**Records shown**:
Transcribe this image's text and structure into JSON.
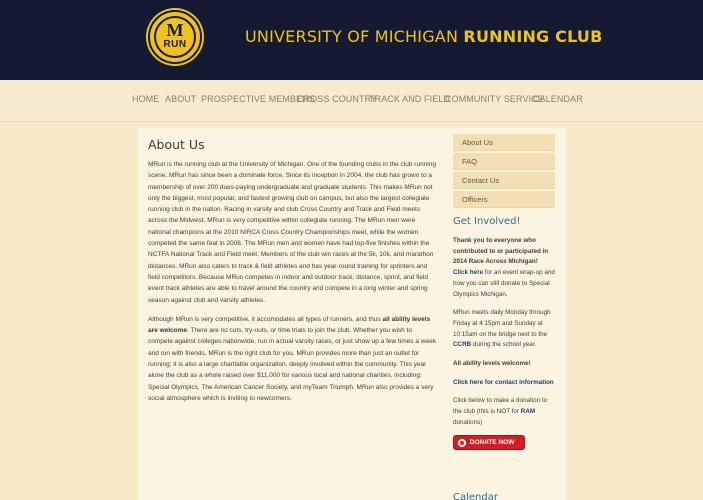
{
  "header": {
    "logo_top": "M",
    "logo_bottom": "RUN",
    "title_regular": "UNIVERSITY OF MICHIGAN",
    "title_bold": "RUNNING CLUB"
  },
  "nav": [
    "HOME",
    "ABOUT",
    "PROSPECTIVE MEMBERS",
    "CROSS COUNTRY",
    "TRACK AND FIELD",
    "COMMUNITY SERVICE",
    "CALENDAR"
  ],
  "main": {
    "title": "About Us",
    "p1": "MRun is the running club at the University of Michigan. One of the founding clubs in the club running scene, MRun has since been a dominate force. Since its inception in 2004, the club has grown to a membership of over 200 dues-paying undergraduate and graduate students. This makes MRun not only the biggest, most popular, and fastest growing club on campus, but also the largest collegiate running club in the nation. Racing in varsity and club Cross Country and Track and Field meets across the Midwest, MRun is very competitive within collegiate running. The MRun men were national champions at the 2010 NIRCA Cross Country Championships meet, while the women competed the same feat in 2008. The MRun men and women have had top-five finishes within the NCTFA National Track and Field meet. Members of the club win races at the 5k, 10k, and marathon distances. MRun also caters to track & field athletes and has year-round training for sprinters and field competitors. Because MRun competes in indoor and outdoor track, distance, sprint, and field event track athletes are able to travel around the country and compete in a long winter and spring season against club and varsity athletes.",
    "p2_a": "Although MRun is very competitive, it accomodates all types of runners, and thus ",
    "p2_bold": "all ability levels are welcome",
    "p2_b": ". There are no cuts, try-outs, or time trials to join the club. Whether you wish to compete against colleges nationwide, run in actual varsity races, or just show up a few times a week and run with friends, MRun is the right club for you. MRun provides more than just an outlet for running; it is also a large charitable organization, deeply involved within the community. This year alone the club as a whole raised over $11,000 for various local and national charities, including: Special Olympics, The American Cancer Society, and myTeam Triumph. MRun also provides a very social atmosphere which is inviting to newcomers."
  },
  "sidebar": {
    "menu": [
      "About Us",
      "FAQ",
      "Contact Us",
      "Officers"
    ],
    "heading": "Get Involved!",
    "thanks": "Thank you to everyone who contributed to or participated in 2014 Race Across Michigan!",
    "click_here": "Click here",
    "wrapup": " for an event wrap-up and how you can still donate to Special Olympics Michigan.",
    "meets": "MRun meets daily Monday through Friday at 4:15pm and Sunday at 10:15am on the bridge next to the ",
    "ccrb": "CCRB",
    "meets_end": " during the school year.",
    "welcome": "All ability levels welcome!",
    "contact": "Click here for contact information",
    "donate_text": "Click below to make a donation to the club (this is NOT for ",
    "ram": "RAM",
    "donate_end": " donations)",
    "donate_button": "DONATE NOW",
    "next_heading": "Calendar"
  },
  "colors": {
    "header_bg": "#131a32",
    "accent": "#f0c31a",
    "page_bg": "#f5e9c8",
    "link": "#24426a"
  }
}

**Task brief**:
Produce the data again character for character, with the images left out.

**Exercise response**:
Transcribe this image's text and structure into JSON.
{
  "header": {
    "logo_top": "M",
    "logo_bottom": "RUN",
    "title_regular": "UNIVERSITY OF MICHIGAN",
    "title_bold": "RUNNING CLUB"
  },
  "nav": [
    "HOME",
    "ABOUT",
    "PROSPECTIVE MEMBERS",
    "CROSS COUNTRY",
    "TRACK AND FIELD",
    "COMMUNITY SERVICE",
    "CALENDAR"
  ],
  "main": {
    "title": "About Us",
    "p1": "MRun is the running club at the University of Michigan. One of the founding clubs in the club running scene, MRun has since been a dominate force. Since its inception in 2004, the club has grown to a membership of over 200 dues-paying undergraduate and graduate students. This makes MRun not only the biggest, most popular, and fastest growing club on campus, but also the largest collegiate running club in the nation. Racing in varsity and club Cross Country and Track and Field meets across the Midwest, MRun is very competitive within collegiate running. The MRun men were national champions at the 2010 NIRCA Cross Country Championships meet, while the women competed the same feat in 2008. The MRun men and women have had top-five finishes within the NCTFA National Track and Field meet. Members of the club win races at the 5k, 10k, and marathon distances. MRun also caters to track & field athletes and has year-round training for sprinters and field competitors. Because MRun competes in indoor and outdoor track, distance, sprint, and field event track athletes are able to travel around the country and compete in a long winter and spring season against club and varsity athletes.",
    "p2_a": "Although MRun is very competitive, it accomodates all types of runners, and thus ",
    "p2_bold": "all ability levels are welcome",
    "p2_b": ". There are no cuts, try-outs, or time trials to join the club. Whether you wish to compete against colleges nationwide, run in actual varsity races, or just show up a few times a week and run with friends, MRun is the right club for you. MRun provides more than just an outlet for running; it is also a large charitable organization, deeply involved within the community. This year alone the club as a whole raised over $11,000 for various local and national charities, including: Special Olympics, The American Cancer Society, and myTeam Triumph. MRun also provides a very social atmosphere which is inviting to newcomers."
  },
  "sidebar": {
    "menu": [
      "About Us",
      "FAQ",
      "Contact Us",
      "Officers"
    ],
    "heading": "Get Involved!",
    "thanks": "Thank you to everyone who contributed to or participated in 2014 Race Across Michigan!",
    "click_here": "Click here",
    "wrapup": " for an event wrap-up and how you can still donate to Special Olympics Michigan.",
    "meets": "MRun meets daily Monday through Friday at 4:15pm and Sunday at 10:15am on the bridge next to the ",
    "ccrb": "CCRB",
    "meets_end": " during the school year.",
    "welcome": "All ability levels welcome!",
    "contact": "Click here for contact information",
    "donate_text": "Click below to make a donation to the club (this is NOT for ",
    "ram": "RAM",
    "donate_end": " donations)",
    "donate_button": "DONATE NOW",
    "next_heading": "Calendar"
  },
  "colors": {
    "header_bg": "#131a32",
    "accent": "#f0c31a",
    "page_bg": "#f5e9c8",
    "link": "#24426a"
  }
}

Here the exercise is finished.